Schultz has been busy preparing for the Paralympics since he was named to Team USA more than a year ago. He hasn’t had a lot of time to ponder his post-competitive life and career. In many ways, though, the world is his oyster. There are so many options open to him: coaching, book promotion, public speaking, and expanding BioDapt in many directions are the most obvious.
“I thoroughly enjoy coaching,” Schultz says. “I’ve had coaching positions several times and I enjoy sharing the things that I’ve learned over the years of competing. And, you know, working with coaches and trainers, and at all these different types of competitions, I’ve got all this knowledge and I feel I need to share it with somebody to help the next generation progress.” Coaching is a very likely option, although he’s not sure which sport that would be in since he’s excelled at several.
Schultz also looks forward to time off with his family, joking that he may just disappear into the north woods at some point, to “just sit in my lawn chair at the cabin, ride my horses, read my book, and reflect.”
“I’ve been charging hard for a long time. You know, it’s getting close to the time where I need to just take a break.”
Like so many other challenges in life, we can count on Schultz jumping into whatever comes next with full gusto.
Where the drive comes from

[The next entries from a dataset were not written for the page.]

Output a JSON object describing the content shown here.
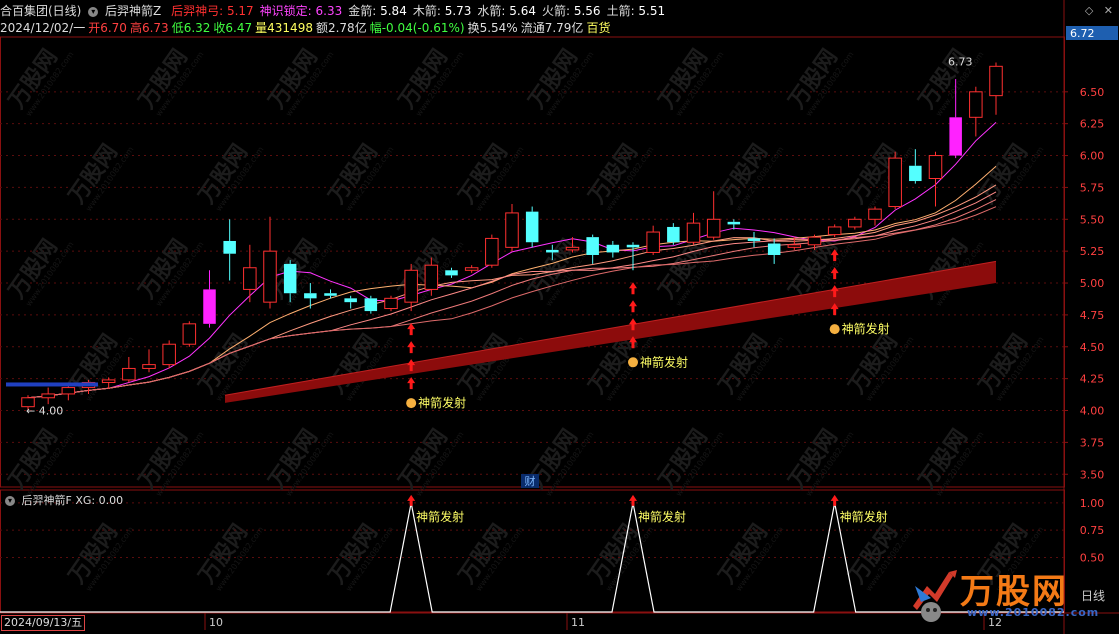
{
  "header": {
    "stock": "合百集团(日线)",
    "indicator": "后羿神箭Z",
    "vals": [
      {
        "label": "后羿神弓:",
        "value": "5.17",
        "color": "#ff3030"
      },
      {
        "label": "神识锁定:",
        "value": "6.33",
        "color": "#ff44ff"
      },
      {
        "label": "金箭:",
        "value": "5.84",
        "color": "#ffffff"
      },
      {
        "label": "木箭:",
        "value": "5.73",
        "color": "#ffffff"
      },
      {
        "label": "水箭:",
        "value": "5.64",
        "color": "#ffffff"
      },
      {
        "label": "火箭:",
        "value": "5.56",
        "color": "#ffffff"
      },
      {
        "label": "土箭:",
        "value": "5.51",
        "color": "#ffffff"
      }
    ],
    "row2": [
      {
        "text": "2024/12/02/一",
        "color": "#dddddd"
      },
      {
        "text": "开6.70",
        "color": "#ff4040"
      },
      {
        "text": "高6.73",
        "color": "#ff4040"
      },
      {
        "text": "低6.32",
        "color": "#40ff40"
      },
      {
        "text": "收6.47",
        "color": "#40ff40"
      },
      {
        "text": "量431498",
        "color": "#ffff60"
      },
      {
        "text": "额2.78亿",
        "color": "#dddddd"
      },
      {
        "text": "幅-0.04(-0.61%)",
        "color": "#40ff40"
      },
      {
        "text": "换5.54%",
        "color": "#dddddd"
      },
      {
        "text": "流通7.79亿",
        "color": "#dddddd"
      },
      {
        "text": "百货",
        "color": "#ffff60"
      }
    ]
  },
  "lower_title": "后羿神箭F  XG: 0.00",
  "date_box": "2024/09/13/五",
  "month_labels": [
    "10",
    "11",
    "12"
  ],
  "fin_marker": "财",
  "signal_label": "神箭发射",
  "max_label": "6.73",
  "min_label": "4.00",
  "price_tag": "6.72",
  "daily_label": "日线",
  "watermark_text": "万股网",
  "watermark_url": "www.2010082.com",
  "logo": {
    "main": "万股网",
    "sub": "www.2010082.com"
  },
  "chart_data": {
    "type": "candlestick",
    "ylim": [
      3.4,
      6.93
    ],
    "yticks": [
      3.5,
      3.75,
      4.0,
      4.25,
      4.5,
      4.75,
      5.0,
      5.25,
      5.5,
      5.75,
      6.0,
      6.25,
      6.5
    ],
    "lower_ylim": [
      0,
      1.1
    ],
    "lower_yticks": [
      0.5,
      0.75,
      1.0
    ],
    "candles": [
      {
        "o": 4.03,
        "h": 4.12,
        "l": 4.0,
        "c": 4.1
      },
      {
        "o": 4.1,
        "h": 4.18,
        "l": 4.05,
        "c": 4.13
      },
      {
        "o": 4.13,
        "h": 4.2,
        "l": 4.08,
        "c": 4.18
      },
      {
        "o": 4.18,
        "h": 4.24,
        "l": 4.13,
        "c": 4.22
      },
      {
        "o": 4.22,
        "h": 4.26,
        "l": 4.17,
        "c": 4.24
      },
      {
        "o": 4.24,
        "h": 4.42,
        "l": 4.22,
        "c": 4.33
      },
      {
        "o": 4.33,
        "h": 4.48,
        "l": 4.3,
        "c": 4.36
      },
      {
        "o": 4.36,
        "h": 4.55,
        "l": 4.33,
        "c": 4.52
      },
      {
        "o": 4.52,
        "h": 4.7,
        "l": 4.5,
        "c": 4.68
      },
      {
        "o": 4.68,
        "h": 5.1,
        "l": 4.65,
        "c": 4.95
      },
      {
        "o": 5.33,
        "h": 5.5,
        "l": 5.02,
        "c": 5.23
      },
      {
        "o": 4.95,
        "h": 5.3,
        "l": 4.85,
        "c": 5.12
      },
      {
        "o": 4.85,
        "h": 5.52,
        "l": 4.8,
        "c": 5.25
      },
      {
        "o": 5.15,
        "h": 5.18,
        "l": 4.85,
        "c": 4.92
      },
      {
        "o": 4.92,
        "h": 5.0,
        "l": 4.8,
        "c": 4.88
      },
      {
        "o": 4.92,
        "h": 4.95,
        "l": 4.88,
        "c": 4.9
      },
      {
        "o": 4.88,
        "h": 4.9,
        "l": 4.8,
        "c": 4.85
      },
      {
        "o": 4.88,
        "h": 4.9,
        "l": 4.76,
        "c": 4.78
      },
      {
        "o": 4.8,
        "h": 4.9,
        "l": 4.78,
        "c": 4.88
      },
      {
        "o": 4.85,
        "h": 5.15,
        "l": 4.78,
        "c": 5.1
      },
      {
        "o": 4.95,
        "h": 5.2,
        "l": 4.9,
        "c": 5.14
      },
      {
        "o": 5.1,
        "h": 5.12,
        "l": 5.04,
        "c": 5.06
      },
      {
        "o": 5.1,
        "h": 5.14,
        "l": 5.08,
        "c": 5.12
      },
      {
        "o": 5.14,
        "h": 5.38,
        "l": 5.12,
        "c": 5.35
      },
      {
        "o": 5.28,
        "h": 5.62,
        "l": 5.25,
        "c": 5.55
      },
      {
        "o": 5.56,
        "h": 5.6,
        "l": 5.28,
        "c": 5.32
      },
      {
        "o": 5.26,
        "h": 5.3,
        "l": 5.18,
        "c": 5.24
      },
      {
        "o": 5.26,
        "h": 5.36,
        "l": 5.24,
        "c": 5.28
      },
      {
        "o": 5.36,
        "h": 5.38,
        "l": 5.15,
        "c": 5.22
      },
      {
        "o": 5.3,
        "h": 5.33,
        "l": 5.2,
        "c": 5.24
      },
      {
        "o": 5.3,
        "h": 5.32,
        "l": 5.1,
        "c": 5.28
      },
      {
        "o": 5.24,
        "h": 5.45,
        "l": 5.22,
        "c": 5.4
      },
      {
        "o": 5.44,
        "h": 5.47,
        "l": 5.3,
        "c": 5.32
      },
      {
        "o": 5.32,
        "h": 5.55,
        "l": 5.3,
        "c": 5.47
      },
      {
        "o": 5.36,
        "h": 5.72,
        "l": 5.34,
        "c": 5.5
      },
      {
        "o": 5.48,
        "h": 5.5,
        "l": 5.42,
        "c": 5.46
      },
      {
        "o": 5.35,
        "h": 5.4,
        "l": 5.28,
        "c": 5.33
      },
      {
        "o": 5.31,
        "h": 5.35,
        "l": 5.15,
        "c": 5.22
      },
      {
        "o": 5.28,
        "h": 5.36,
        "l": 5.26,
        "c": 5.3
      },
      {
        "o": 5.3,
        "h": 5.38,
        "l": 5.26,
        "c": 5.36
      },
      {
        "o": 5.38,
        "h": 5.46,
        "l": 5.36,
        "c": 5.44
      },
      {
        "o": 5.44,
        "h": 5.52,
        "l": 5.42,
        "c": 5.5
      },
      {
        "o": 5.5,
        "h": 5.6,
        "l": 5.45,
        "c": 5.58
      },
      {
        "o": 5.6,
        "h": 6.03,
        "l": 5.58,
        "c": 5.98
      },
      {
        "o": 5.92,
        "h": 6.05,
        "l": 5.78,
        "c": 5.8
      },
      {
        "o": 5.82,
        "h": 6.03,
        "l": 5.6,
        "c": 6.0
      },
      {
        "o": 6.0,
        "h": 6.6,
        "l": 5.98,
        "c": 6.3
      },
      {
        "o": 6.3,
        "h": 6.54,
        "l": 6.15,
        "c": 6.5
      },
      {
        "o": 6.47,
        "h": 6.73,
        "l": 6.32,
        "c": 6.7
      }
    ],
    "limit_up_bars": [
      9,
      46
    ],
    "signal_bars": [
      19,
      30,
      40
    ],
    "band": {
      "start": [
        4.12,
        4.06
      ],
      "end": [
        5.17,
        5.0
      ]
    }
  }
}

“As far back as I can remember, I’ve always been very driven” says Schultz. “Like, if I had an idea I wanted to accomplish it, I would go until I couldn’t go anymore. And throughout my entire adult competitive career, it gets backed up every time I accomplish something big, and what it took to get there.”
“I absolutely love the process of self-progression,” he continues. “I love seeing myself get better. And so, when you break it down to the bare bones, that’s what the motivator is: I enjoy the challenge of becoming better. And I apply that to everything in my life, whether it’s on the racetrack or if it’s in business.”
Along the way, Schultz has become quite an effective motivational speaker. I asked him what words of encouragement he might have for someone feeling defeated or tired or overwhelmed, or just lost in pursuit of their life goals.
“You know, the one thing that I always go back to when I’m in a tough spot is finding something that I thoroughly enjoy and pursue it, something that makes me smile and gets me excited to look forward to the next day. And for me that’s sport. And for so many people that is sport of some sort.”
“It doesn’t have to be competitive, but something that gives you a positive mental focal point, and a positive physical focal point. You put those two things together and it does wonders for anyone, whether it’s going to the gym and setting a goal for yourself, or it’s a competition that you wanna go to, or if it’s a trail ride or a trail run that you wanna do with a friend, you know.
“And incorporate a friend to go on that little goal-oriented journey with you. And that’s a very good way to motivate yourself and surround yourself with good positive people whenever possible.”
Reading Mike Schultz’s book “Driven to Ride” will leave you feeling encouraged, motivated, and like anything is possible – because anything is possible to those willing to put in the work.